It would be sensible to use much larger values of
`ratchIter`

, `ratchHits`

, `searchIter`

and `searchHits`

to be confident of locating an optimal tree.
And note that in this specific case, implied weights tree search with
the parsimony ratchet is implemented much more efficiently with
`MaximizeParsimony(concavity = k)`

.

Hopefully these examples give a template from which you are able to construct your own optimality criteria.

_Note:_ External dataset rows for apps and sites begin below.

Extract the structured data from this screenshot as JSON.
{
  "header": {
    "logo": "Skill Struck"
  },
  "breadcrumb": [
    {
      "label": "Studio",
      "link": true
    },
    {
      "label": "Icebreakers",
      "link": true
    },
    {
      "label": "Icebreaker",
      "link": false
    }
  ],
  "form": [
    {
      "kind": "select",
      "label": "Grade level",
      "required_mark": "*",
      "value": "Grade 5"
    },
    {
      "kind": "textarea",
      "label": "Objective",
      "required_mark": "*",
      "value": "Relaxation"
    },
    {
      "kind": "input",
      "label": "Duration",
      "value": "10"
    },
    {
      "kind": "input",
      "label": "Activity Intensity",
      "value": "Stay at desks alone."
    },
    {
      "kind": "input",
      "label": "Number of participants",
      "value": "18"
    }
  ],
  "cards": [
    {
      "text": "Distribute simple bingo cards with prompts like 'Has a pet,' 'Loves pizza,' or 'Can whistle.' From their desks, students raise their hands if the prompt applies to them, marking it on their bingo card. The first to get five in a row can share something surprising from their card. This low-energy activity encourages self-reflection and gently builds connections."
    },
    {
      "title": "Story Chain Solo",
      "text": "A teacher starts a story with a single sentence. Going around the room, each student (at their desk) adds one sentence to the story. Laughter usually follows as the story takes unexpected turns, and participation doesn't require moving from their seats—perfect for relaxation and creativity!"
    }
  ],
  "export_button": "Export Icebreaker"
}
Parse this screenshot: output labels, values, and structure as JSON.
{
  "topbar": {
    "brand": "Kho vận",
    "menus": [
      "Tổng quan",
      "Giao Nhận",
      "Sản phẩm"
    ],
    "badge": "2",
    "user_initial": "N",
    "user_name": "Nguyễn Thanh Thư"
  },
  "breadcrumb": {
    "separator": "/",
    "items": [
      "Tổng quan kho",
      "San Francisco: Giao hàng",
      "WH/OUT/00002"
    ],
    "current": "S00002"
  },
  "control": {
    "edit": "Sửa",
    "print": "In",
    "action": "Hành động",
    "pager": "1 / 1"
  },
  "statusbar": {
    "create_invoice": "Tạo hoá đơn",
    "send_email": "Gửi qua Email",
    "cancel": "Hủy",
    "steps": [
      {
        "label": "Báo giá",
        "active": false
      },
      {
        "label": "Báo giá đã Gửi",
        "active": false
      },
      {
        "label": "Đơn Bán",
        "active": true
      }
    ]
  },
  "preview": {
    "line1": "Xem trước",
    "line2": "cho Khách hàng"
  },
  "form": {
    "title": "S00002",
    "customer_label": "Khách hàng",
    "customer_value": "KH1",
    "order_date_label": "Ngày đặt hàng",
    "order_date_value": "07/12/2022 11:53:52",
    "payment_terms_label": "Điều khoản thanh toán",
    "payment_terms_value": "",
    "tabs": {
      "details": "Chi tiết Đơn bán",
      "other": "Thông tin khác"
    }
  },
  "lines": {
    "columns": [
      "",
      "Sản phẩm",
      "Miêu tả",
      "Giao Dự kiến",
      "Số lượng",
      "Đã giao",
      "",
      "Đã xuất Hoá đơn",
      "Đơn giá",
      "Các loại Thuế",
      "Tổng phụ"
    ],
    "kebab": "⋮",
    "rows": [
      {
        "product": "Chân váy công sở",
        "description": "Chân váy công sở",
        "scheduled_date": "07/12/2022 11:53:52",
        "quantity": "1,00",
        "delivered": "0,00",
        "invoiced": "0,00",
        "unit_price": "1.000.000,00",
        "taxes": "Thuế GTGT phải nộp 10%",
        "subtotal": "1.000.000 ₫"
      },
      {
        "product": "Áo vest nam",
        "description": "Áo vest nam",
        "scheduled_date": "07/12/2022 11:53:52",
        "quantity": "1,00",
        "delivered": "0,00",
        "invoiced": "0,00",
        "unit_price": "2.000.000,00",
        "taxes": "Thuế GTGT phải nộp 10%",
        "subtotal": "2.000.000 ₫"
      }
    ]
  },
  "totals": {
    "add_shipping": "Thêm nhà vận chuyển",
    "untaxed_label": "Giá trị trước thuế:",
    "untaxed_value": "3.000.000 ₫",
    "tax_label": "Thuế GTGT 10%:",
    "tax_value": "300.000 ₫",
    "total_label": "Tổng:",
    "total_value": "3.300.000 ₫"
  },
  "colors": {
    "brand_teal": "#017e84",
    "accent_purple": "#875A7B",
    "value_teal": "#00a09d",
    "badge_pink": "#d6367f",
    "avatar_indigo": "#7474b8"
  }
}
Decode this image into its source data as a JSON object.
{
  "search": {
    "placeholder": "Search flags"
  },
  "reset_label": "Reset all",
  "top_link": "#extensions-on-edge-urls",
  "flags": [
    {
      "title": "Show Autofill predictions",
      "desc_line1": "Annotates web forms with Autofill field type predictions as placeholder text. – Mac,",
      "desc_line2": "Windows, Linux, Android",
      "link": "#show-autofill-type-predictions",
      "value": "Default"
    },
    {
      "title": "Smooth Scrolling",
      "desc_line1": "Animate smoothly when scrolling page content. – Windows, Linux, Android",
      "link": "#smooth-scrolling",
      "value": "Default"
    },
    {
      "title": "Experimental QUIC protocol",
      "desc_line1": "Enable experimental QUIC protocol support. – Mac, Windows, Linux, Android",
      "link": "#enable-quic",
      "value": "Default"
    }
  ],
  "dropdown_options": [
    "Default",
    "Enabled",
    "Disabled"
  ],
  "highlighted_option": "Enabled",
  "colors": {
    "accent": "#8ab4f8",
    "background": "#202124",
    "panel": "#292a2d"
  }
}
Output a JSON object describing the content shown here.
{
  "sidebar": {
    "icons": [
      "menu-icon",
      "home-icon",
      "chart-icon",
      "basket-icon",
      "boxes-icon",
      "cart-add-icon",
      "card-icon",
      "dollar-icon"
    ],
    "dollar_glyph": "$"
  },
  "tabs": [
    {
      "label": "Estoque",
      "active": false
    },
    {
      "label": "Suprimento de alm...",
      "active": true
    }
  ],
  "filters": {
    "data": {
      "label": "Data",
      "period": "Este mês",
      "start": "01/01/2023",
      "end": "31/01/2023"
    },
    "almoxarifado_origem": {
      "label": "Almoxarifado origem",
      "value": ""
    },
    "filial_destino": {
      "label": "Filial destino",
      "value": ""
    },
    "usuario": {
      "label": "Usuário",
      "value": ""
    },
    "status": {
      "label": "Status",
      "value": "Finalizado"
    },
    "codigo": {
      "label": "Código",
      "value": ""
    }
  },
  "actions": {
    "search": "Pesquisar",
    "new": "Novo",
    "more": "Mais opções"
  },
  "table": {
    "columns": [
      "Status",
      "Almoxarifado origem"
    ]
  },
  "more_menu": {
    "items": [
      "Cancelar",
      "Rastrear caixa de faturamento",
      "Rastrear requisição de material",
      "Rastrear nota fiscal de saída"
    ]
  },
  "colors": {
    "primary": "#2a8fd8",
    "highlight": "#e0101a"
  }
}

The maintainer is happy to answer questions via e-mail, or you can file queries by opening a GitHub issue.

You might want to:

Load data from a Nexus file or spreadsheet

Conduct parsimony search using Brazeau, Guillerme & Smith’s approach to inapplicable data, or using Profile parsimony.

See also:

Brazeau, M. D., Smith, M. R., & Guillerme, T. (2017).
MorphyLib: A library for phylogenetic analysis of
categorical trait data with inapplicability. doi:10.5281/zenodo.815372

Goloboff, P. A. (1993). Estimating character weights during tree search.
*Cladistics*, *9*(1), 83–91. doi:10.1111/j.1096-0031.1993.tb00209.x

Hopkins, M. J., & St. John, K. (2021). Incorporating hierarchical
characters into phylogenetic analysis. *Systematic Biology*,
syab005. doi:10.1093/sysbio/syab005

Mir, A., Rosselló, F., & Rotger, L. A. (2013). A new balance index
for phylogenetic trees. *Mathematical Biosciences*,
*241*(1), 125–136. doi:10.1016/j.mbs.2012.10.005

Nixon, K. C. (1999). The Parsimony Ratchet, a new
method for rapid parsimony analysis. *Cladistics*,
*15*(4), 407–414. doi:10.1111/j.1096-0031.1999.tb00277.x